Improving your vocabulary and increasing the amount of time you spend reading overall will help you to improve your reading comprehension over time, but what do you do to help you to comprehend a particular piece of text?
Here, I’ll walk you through the steps to take as you’re reading so that you can understand the text and improve how you’re reading, when you’re reading.
Tip 1: Stop When You Get Confused and Try to Summarize What You Just Read
As you read, let yourself stop whenever you lose focus or feel confused. Just stop. Now, without re-reading, summarize aloud or in your head what you’ve comprehended so far (before the place where you became confused).
Skim back through the text and compare how you’ve summarized it with what’s written on the page. Do you feel you’ve captured the salient points? Do you feel a little more focused on what’s going on now that you’ve put the material into your own words?
Keep reading with your summation in mind and let yourself stop and repeat the process whenever the piece becomes confusing to you. The more you’re able to re-contextualize the work in your own words, the better you’ll be able to understand it and lock the information in your mind as you keep reading.
Tip 2: If You’re Struggling, Try Reading Aloud
Sometimes, we can form a sort of “mental block” that can halt our reading progress for whatever reason (maybe the sentence looks complex or awkward, maybe you’re tired, maybe you feel intimidated by the word choice, or are simply bored).

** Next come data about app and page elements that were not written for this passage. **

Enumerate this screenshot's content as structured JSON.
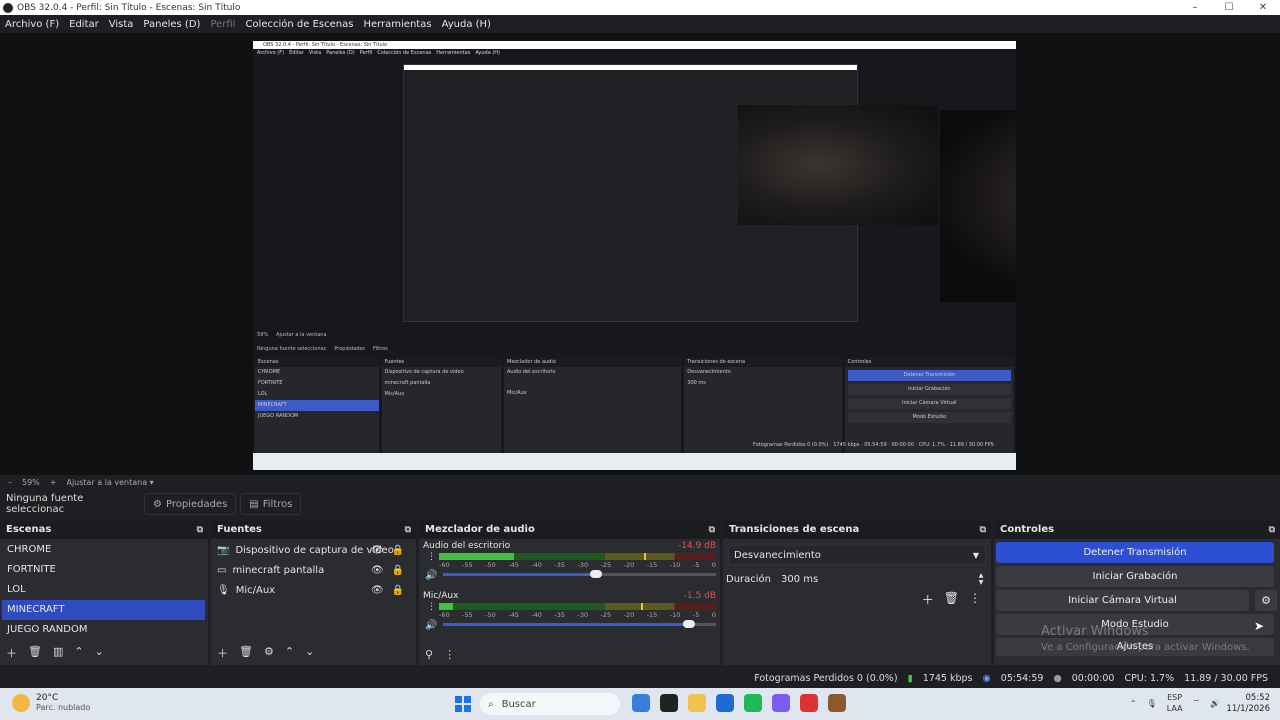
{
  "window": {
    "title": "OBS 32.0.4 - Perfil: Sin Título - Escenas: Sin Título",
    "controls": [
      "–",
      "☐",
      "✕"
    ]
  },
  "menu": [
    "Archivo (F)",
    "Editar",
    "Vista",
    "Paneles (D)",
    "Perfil",
    "Colección de Escenas",
    "Herramientas",
    "Ayuda (H)"
  ],
  "zoom": {
    "minus": "–",
    "value": "59%",
    "plus": "+",
    "fit": "Ajustar a la ventana"
  },
  "source_bar": {
    "no_source": "Ninguna fuente seleccionac",
    "properties": "Propiedades",
    "filters": "Filtros"
  },
  "scenes": {
    "title": "Escenas",
    "items": [
      "CHROME",
      "FORTNITE",
      "LOL",
      "MINECRAFT",
      "JUEGO RANDOM"
    ],
    "selected": "MINECRAFT"
  },
  "sources": {
    "title": "Fuentes",
    "items": [
      "Dispositivo de captura de video",
      "minecraft pantalla",
      "Mic/Aux"
    ]
  },
  "mixer": {
    "title": "Mezclador de audio",
    "channels": [
      {
        "name": "Audio del escritorio",
        "db": "-14.9 dB",
        "level": 0.27,
        "peak": 0.74,
        "fader": 0.56
      },
      {
        "name": "Mic/Aux",
        "db": "-1.5 dB",
        "level": 0.05,
        "peak": 0.73,
        "fader": 0.9
      }
    ],
    "ticks": [
      "-60",
      "-55",
      "-50",
      "-45",
      "-40",
      "-35",
      "-30",
      "-25",
      "-20",
      "-15",
      "-10",
      "-5",
      "0"
    ]
  },
  "transitions": {
    "title": "Transiciones de escena",
    "selected": "Desvanecimiento",
    "duration_label": "Duración",
    "duration_value": "300 ms"
  },
  "controls": {
    "title": "Controles",
    "stop_stream": "Detener Transmisión",
    "start_recording": "Iniciar Grabación",
    "start_virtual_cam": "Iniciar Cámara Virtual",
    "studio_mode": "Modo Estudio",
    "settings": "Ajustes"
  },
  "watermark": {
    "line1": "Activar Windows",
    "line2": "Ve a Configuración para activar Windows."
  },
  "status": {
    "dropped": "Fotogramas Perdidos 0 (0.0%)",
    "kbps": "1745 kbps",
    "live_time": "05:54:59",
    "rec_time": "00:00:00",
    "cpu": "CPU: 1.7%",
    "fps": "11.89 / 30.00 FPS"
  },
  "taskbar": {
    "weather_temp": "20°C",
    "weather_desc": "Parc. nublado",
    "search": "Buscar",
    "lang1": "ESP",
    "lang2": "LAA",
    "time": "05:52",
    "date": "11/1/2026",
    "icon_colors": [
      "#3a7be0",
      "#222",
      "#f2c14e",
      "#1e6bd6",
      "#1db954",
      "#7b5cf0",
      "#d33",
      "#8a5a2b"
    ]
  },
  "preview_nested": {
    "title": "OBS 32.0.4 - Perfil: Sin Título - Escenas: Sin Título",
    "menu": [
      "Archivo (F)",
      "Editar",
      "Vista",
      "Paneles (D)",
      "Perfil",
      "Colección de Escenas",
      "Herramientas",
      "Ayuda (H)"
    ],
    "zoom": "59%",
    "fit": "Ajustar a la ventana",
    "no_source": "Ninguna fuente seleccionac",
    "properties": "Propiedades",
    "filters": "Filtros",
    "dropped": "Fotogramas Perdidos 0 (0.0%)",
    "kbps": "1745 kbps",
    "live": "05:54:59",
    "rec": "00:00:00",
    "cpu": "CPU: 1.7%",
    "fps": "11.89 / 30.00 FPS"
  }
}
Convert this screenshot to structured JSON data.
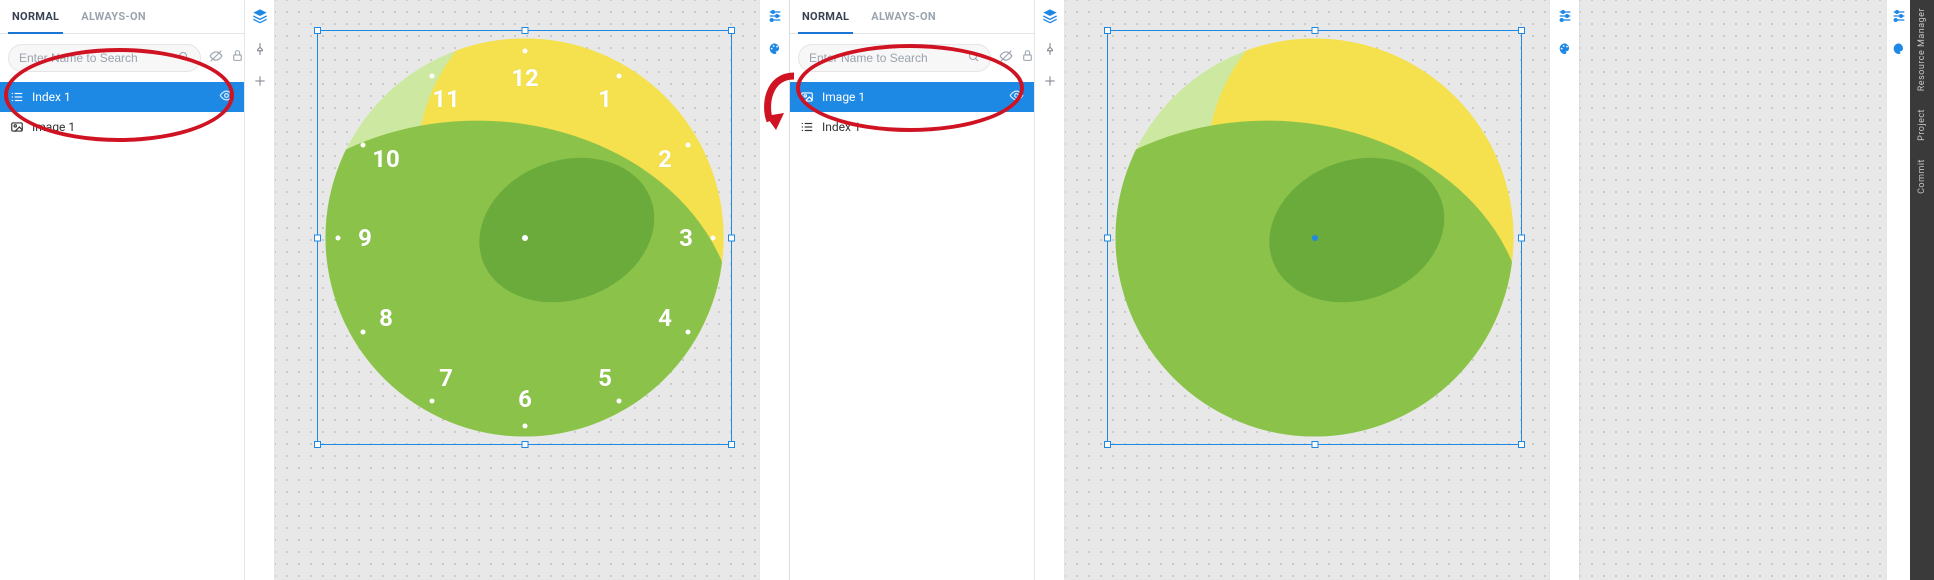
{
  "tabs": {
    "normal": "NORMAL",
    "always_on": "ALWAYS-ON",
    "active": "normal"
  },
  "search": {
    "placeholder": "Enter Name to Search"
  },
  "left_panel": {
    "layers": [
      {
        "label": "Index 1",
        "type": "index",
        "selected": true
      },
      {
        "label": "Image 1",
        "type": "image",
        "selected": false
      }
    ]
  },
  "right_panel": {
    "layers": [
      {
        "label": "Image 1",
        "type": "image",
        "selected": true
      },
      {
        "label": "Index 1",
        "type": "index",
        "selected": false
      }
    ]
  },
  "clock": {
    "numbers": [
      "12",
      "1",
      "2",
      "3",
      "4",
      "5",
      "6",
      "7",
      "8",
      "9",
      "10",
      "11"
    ]
  },
  "colors": {
    "primary": "#1e88e5",
    "annotation": "#cf1322",
    "ball_green": "#8bc34a",
    "ball_yellow": "#f5e04d",
    "ball_light": "#cde9a1",
    "ball_dark": "#6bab3b"
  },
  "extras": {
    "items": [
      "Resource Manager",
      "Project",
      "Commit"
    ]
  }
}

Reading these problematic passages aloud can often help circumvent that block and help you to form a visual of what the text is trying to convey.
Tip 3: Re-read (or Skim) Previous Sections of the Text
For the most part, reading is a personal activity that happens entirely in your head. So don’t feel you have to read just like anyone else if “typical” methods don’t work for you. Sometimes it can make the most sense to read (or re-read) a text out of order.
It is often helpful to glance backwards through a piece of text (or even re-read large sections) to remind yourself of any information you need and have forgotten—what happened previously, what a particular word means, who a person was…the list is endless.
Previous sentences, sections, or even whole chapters can provide helpful context clues. Re-reading these passages will help to refresh your memory so that you can better understand and interpret later sections of the text.
Tip 4: Skim or Read Upcoming Sections of the Text
Just like with the previous step, don’t feel that the only way to read and understand a text is to work through it completely linearly. Allow yourself the freedom to take apart the text and put it back together again in whichever way makes the most sense to you.
Sometimes a current confusion in a work will be explained later on in the text, and it can help you to know that explanations are upcoming or even just to read them ahead of time.
So skip forward or backwards, re-read or read ahead as you need to, take the piece in whatever order you need to in order to make sense of the text. Not everyone thinks linearly, and not everyone best understands texts linearly either.
Tip 5: Discuss the Text With a Friend (Even an Imaginary Friend)
Sometimes discussing what you know so far about a text can help clear up any confusion. If you have a friend who hasn’t read the text in question, then explain it to them in your own words, and discuss where you feel your comprehension is lacking. You’ll find that you’ve probably understood more than you think once you’ve been forced to explain it to someone who’s completely unfamiliar with the piece.
Even if no one else is in the room, trying to teach or discuss what a passage says or means with “someone else” can be extremely beneficial. In fact, software engineers call this technique “rubber duck debugging,” wherein they explain a coding problem to a rubber duck. This forces them to work through a problem aloud, which has proven time and time again to help people solve problems. So if a piece of text has your head spinning from trying to work through it by yourself, start chatting with your nearest friend/pet/rubber duck. You’ll be surprised with how much easier it is to understand a text once you’ve talked it through with someone.
Even if that someone is a duck.